TASK INPUT:
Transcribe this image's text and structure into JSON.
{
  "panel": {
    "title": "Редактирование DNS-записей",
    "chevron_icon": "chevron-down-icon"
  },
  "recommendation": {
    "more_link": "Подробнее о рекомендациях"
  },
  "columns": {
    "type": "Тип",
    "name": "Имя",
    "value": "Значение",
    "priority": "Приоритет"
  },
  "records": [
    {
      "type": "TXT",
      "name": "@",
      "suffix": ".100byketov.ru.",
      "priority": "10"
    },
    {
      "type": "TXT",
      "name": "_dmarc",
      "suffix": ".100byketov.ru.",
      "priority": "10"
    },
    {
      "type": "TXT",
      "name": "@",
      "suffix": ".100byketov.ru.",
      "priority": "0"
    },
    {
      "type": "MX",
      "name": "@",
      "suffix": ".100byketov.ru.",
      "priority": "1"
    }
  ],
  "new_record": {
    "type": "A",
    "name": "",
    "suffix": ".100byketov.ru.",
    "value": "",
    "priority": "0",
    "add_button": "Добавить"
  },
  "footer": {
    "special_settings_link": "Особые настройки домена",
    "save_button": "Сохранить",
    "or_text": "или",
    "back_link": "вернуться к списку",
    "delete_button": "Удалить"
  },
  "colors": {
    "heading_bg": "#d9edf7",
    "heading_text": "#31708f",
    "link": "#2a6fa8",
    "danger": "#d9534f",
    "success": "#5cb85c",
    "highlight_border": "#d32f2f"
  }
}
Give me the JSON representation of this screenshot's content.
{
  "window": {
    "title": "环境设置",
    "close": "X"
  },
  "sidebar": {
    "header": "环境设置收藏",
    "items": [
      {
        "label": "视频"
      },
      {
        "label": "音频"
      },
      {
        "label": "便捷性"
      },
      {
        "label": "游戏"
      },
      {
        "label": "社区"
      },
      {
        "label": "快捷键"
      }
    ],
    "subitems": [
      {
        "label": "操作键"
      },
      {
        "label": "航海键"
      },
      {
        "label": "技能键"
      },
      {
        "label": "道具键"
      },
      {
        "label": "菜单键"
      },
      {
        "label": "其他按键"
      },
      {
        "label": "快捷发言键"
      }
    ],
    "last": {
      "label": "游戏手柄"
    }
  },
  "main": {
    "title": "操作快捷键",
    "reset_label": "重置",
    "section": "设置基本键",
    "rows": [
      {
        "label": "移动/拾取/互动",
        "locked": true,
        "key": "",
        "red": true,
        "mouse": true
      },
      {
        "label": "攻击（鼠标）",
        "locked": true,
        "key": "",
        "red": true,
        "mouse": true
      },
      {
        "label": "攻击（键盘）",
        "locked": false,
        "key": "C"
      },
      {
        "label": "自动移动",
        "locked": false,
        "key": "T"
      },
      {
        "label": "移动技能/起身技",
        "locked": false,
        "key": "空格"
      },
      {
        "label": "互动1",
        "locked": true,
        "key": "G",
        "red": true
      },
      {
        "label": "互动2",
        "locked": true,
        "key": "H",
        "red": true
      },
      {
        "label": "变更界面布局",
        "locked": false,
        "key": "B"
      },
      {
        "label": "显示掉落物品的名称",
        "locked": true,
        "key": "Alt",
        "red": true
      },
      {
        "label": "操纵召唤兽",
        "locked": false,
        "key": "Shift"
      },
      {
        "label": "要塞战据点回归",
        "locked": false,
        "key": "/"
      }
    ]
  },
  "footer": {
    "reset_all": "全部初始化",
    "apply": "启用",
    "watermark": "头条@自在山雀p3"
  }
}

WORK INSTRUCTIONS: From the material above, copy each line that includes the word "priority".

PROBLEM SOLUTION:
    "priority": "Приоритет"
      "priority": "10"
      "priority": "10"
      "priority": "0"
      "priority": "1"
    "priority": "0",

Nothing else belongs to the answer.